“There are people who walk the earth as if they have walked upon it for centuries. Sain Zahoor is one of them.”

Heech – Poems in Three Dimensions


by Sholeh Johnston
Parviz Tanavoli is undoubtedly one of Iran’s greatest modern and contemporary artists, and the father of Iranian modern sculpture. His work is housed in art collections, museums and public spaces around the world, as well as in his native Iran, and is one of the most significant collectors of traditional Iranian arts and crafts in the world. An acknowledged expert, Tanavoli’s collections and publications are contributions to preserving the history of Iranian art as valuable as his contemporary work.
Tanavoli, currently residing between Vancouver, Canada, and Tehran, Iran, was born in 1937 and was one of the very first students to enroll and graduate from Tehran’s newly-established School of Fine Arts in 1955. Following his further studies in sculpture at the Brera Academy of Milan (Italy) under the renowned Italian sculptor, Marino Marini, Tanavoli returned to Iran and established a studio, Atelier Kaboud, which was the birth place of one of the most significant movements in Iranian modern art, the saqqakhaneh movement – referred to by some as “Spiritual Pop Art.” It was during this time that Tanavoli conceived of his first Heech sculpture, based on the Persian word for “nothingness,” and since then the series has been developing through Tanavoli’s experimentations with different materials, size, position and context.
“Heech has multiple layers of meaning – in Persian Sufism it has a great meaning: God created the universe out of nothing, so if the universe is made of nothing then nothingness is everywhere, in every part of the universe, in all creatures. That’s one way of looking at it, and the other is that as a physical shape it has an appealing volume to me; it has a head, eyes and a very beautiful body. So, from both angles it was a perfect word for me to choose and work on.”

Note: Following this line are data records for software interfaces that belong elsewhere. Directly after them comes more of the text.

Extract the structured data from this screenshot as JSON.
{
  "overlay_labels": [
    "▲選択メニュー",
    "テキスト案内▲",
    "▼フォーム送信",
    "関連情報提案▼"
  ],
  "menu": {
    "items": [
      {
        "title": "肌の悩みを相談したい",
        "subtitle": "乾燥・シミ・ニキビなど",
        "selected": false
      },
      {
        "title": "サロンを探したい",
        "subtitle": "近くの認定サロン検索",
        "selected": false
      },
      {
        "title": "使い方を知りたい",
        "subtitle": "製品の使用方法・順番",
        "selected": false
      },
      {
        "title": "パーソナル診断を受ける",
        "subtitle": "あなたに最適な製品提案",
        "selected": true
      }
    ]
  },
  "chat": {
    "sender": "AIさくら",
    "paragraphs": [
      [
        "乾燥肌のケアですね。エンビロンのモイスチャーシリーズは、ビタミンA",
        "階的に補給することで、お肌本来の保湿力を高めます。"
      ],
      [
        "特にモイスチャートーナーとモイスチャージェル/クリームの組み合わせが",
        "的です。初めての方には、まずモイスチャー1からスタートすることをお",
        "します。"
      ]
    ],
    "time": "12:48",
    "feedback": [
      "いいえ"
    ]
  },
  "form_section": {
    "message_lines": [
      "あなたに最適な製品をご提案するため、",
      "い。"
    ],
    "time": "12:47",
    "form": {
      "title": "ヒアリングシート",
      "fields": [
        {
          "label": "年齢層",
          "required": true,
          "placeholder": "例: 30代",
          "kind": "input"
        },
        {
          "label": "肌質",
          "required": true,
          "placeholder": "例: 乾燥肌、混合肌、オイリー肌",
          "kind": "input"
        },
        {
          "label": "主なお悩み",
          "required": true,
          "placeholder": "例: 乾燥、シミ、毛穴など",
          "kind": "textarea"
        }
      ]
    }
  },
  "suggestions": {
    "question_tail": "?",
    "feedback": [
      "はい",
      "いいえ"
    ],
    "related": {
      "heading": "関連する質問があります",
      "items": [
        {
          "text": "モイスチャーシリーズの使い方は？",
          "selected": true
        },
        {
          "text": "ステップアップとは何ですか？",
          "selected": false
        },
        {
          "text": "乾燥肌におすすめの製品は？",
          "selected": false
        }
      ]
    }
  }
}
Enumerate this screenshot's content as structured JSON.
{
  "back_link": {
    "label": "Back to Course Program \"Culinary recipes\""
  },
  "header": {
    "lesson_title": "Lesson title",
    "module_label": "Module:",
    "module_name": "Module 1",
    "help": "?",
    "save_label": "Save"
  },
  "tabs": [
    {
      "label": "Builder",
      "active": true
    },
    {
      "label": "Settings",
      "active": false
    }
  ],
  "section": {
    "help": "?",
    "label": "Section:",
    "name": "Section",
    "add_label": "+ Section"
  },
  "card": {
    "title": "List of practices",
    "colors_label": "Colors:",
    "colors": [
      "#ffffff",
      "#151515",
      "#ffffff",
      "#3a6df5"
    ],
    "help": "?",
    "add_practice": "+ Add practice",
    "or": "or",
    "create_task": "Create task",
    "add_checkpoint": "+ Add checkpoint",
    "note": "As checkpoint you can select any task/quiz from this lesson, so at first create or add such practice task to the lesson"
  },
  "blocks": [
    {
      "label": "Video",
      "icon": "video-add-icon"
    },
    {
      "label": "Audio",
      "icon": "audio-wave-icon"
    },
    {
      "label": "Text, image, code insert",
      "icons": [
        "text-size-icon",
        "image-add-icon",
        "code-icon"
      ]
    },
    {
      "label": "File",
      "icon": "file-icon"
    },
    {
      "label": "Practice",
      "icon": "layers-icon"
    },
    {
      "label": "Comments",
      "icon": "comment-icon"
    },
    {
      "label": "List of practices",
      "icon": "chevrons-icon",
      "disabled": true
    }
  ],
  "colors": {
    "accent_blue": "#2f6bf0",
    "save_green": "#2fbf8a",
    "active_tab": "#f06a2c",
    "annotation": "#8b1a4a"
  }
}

Tanavoli has been teaching sculpture since his graduation from Brera, including a residency at the Minneapolis College of Art and Design and eighteen years as director of the sculpture department at the University of Tehran (1961 – 1979). His teaching continues into his 75th year as Tanavoli still holds studio tutorials and workshops for students in his Tehran studio.
For more insight into Parviz Tanavoli’s work, and the man behind the artist, read ‘Heech: poems in three dimensions’ based on an extensive interview with Tanavoli, in Issue 82 of Sufi
(Heech – Parviz Tanavoli photo courtesy of Abrinksky / Flickr)